═════ RECORDS TO PROCESS

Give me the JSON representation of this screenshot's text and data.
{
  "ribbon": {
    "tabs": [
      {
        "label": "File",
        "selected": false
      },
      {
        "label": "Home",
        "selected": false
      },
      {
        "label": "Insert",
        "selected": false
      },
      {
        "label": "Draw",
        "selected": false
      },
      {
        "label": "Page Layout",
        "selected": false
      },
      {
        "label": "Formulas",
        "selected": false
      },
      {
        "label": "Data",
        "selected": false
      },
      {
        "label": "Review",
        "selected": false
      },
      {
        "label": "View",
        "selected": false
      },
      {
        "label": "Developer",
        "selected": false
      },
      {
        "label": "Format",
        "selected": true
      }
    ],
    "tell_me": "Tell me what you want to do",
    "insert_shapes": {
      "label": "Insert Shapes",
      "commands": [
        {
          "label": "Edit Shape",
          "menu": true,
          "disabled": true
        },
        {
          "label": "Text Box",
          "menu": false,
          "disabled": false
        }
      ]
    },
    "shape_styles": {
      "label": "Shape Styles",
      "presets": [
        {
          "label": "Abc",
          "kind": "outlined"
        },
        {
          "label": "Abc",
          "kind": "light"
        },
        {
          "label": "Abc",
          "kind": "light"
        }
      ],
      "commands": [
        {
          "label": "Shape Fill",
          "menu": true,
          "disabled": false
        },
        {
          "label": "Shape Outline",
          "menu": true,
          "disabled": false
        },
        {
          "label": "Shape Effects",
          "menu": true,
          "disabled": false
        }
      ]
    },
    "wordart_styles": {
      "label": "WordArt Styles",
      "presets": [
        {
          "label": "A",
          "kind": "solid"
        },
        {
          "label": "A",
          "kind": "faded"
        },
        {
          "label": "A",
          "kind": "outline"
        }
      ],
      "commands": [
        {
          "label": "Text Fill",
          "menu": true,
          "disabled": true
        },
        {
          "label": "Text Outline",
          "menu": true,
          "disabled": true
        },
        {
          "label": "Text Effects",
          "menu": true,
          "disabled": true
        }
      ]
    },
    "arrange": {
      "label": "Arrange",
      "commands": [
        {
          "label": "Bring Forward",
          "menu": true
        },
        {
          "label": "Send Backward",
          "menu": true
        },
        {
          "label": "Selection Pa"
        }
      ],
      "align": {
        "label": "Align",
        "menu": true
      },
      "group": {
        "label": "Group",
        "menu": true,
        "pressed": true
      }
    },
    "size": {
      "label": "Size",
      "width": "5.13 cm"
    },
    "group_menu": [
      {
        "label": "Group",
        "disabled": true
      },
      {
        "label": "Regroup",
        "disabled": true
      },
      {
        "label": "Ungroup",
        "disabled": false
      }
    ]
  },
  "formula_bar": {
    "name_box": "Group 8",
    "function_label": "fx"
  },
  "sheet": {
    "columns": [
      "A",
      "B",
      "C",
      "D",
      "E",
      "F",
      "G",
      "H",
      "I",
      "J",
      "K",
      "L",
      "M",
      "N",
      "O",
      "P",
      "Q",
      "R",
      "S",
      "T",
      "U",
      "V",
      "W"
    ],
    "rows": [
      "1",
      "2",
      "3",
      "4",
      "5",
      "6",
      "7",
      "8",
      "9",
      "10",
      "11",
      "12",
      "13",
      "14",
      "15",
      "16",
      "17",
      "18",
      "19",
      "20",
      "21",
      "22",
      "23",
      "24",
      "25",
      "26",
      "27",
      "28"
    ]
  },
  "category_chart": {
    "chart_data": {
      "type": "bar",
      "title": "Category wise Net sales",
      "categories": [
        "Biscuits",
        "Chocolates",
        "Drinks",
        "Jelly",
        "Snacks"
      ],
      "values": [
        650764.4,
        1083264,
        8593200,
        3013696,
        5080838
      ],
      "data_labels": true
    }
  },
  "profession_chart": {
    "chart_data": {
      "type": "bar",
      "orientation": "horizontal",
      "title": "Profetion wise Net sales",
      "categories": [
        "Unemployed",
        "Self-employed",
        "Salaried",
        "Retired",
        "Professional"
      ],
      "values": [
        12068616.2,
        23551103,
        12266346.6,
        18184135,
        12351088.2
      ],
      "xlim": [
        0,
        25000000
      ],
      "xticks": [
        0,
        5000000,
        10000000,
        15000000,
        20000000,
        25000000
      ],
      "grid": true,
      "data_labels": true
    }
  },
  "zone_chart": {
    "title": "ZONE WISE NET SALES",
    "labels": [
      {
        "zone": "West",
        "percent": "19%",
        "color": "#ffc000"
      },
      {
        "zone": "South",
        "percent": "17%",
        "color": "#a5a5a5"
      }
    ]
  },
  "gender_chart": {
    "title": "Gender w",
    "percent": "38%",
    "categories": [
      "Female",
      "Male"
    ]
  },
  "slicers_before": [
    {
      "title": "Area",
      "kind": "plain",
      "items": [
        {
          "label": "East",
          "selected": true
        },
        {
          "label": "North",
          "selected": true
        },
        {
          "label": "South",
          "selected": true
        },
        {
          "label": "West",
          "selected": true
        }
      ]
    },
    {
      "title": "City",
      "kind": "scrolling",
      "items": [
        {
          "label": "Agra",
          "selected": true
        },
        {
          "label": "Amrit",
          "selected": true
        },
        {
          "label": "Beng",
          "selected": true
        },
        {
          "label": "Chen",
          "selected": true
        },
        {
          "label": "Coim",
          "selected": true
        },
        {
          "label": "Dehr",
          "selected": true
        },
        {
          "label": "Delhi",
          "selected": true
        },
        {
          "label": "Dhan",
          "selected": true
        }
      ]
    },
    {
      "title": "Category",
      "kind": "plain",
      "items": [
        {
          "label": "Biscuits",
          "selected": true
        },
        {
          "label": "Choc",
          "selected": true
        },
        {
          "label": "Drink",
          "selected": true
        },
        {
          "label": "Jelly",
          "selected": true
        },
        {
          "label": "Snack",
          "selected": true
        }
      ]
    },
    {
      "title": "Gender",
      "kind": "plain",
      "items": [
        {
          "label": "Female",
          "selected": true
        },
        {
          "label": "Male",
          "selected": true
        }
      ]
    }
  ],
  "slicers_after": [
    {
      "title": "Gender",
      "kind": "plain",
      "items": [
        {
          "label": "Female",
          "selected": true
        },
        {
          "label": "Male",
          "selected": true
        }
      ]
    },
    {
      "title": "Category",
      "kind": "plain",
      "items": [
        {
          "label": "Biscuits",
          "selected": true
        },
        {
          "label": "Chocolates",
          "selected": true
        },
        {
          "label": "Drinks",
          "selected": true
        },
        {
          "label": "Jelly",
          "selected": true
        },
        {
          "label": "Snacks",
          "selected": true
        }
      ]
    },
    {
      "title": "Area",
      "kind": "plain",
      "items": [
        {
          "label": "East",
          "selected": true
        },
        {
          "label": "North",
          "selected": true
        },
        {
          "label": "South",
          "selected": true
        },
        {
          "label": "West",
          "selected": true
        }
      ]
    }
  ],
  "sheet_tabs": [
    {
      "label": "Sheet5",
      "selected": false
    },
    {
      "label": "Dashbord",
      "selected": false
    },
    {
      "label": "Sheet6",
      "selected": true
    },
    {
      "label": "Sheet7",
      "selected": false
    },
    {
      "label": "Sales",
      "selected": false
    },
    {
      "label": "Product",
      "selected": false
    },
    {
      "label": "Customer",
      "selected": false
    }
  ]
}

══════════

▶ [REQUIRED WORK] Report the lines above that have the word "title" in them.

▶ [WORKED SOLUTION]
      "title": "Category wise Net sales",
      "title": "Profetion wise Net sales",
    "title": "ZONE WISE NET SALES",
    "title": "Gender w",
      "title": "Area",
      "title": "City",
      "title": "Category",
      "title": "Gender",
      "title": "Gender",
      "title": "Category",
      "title": "Area",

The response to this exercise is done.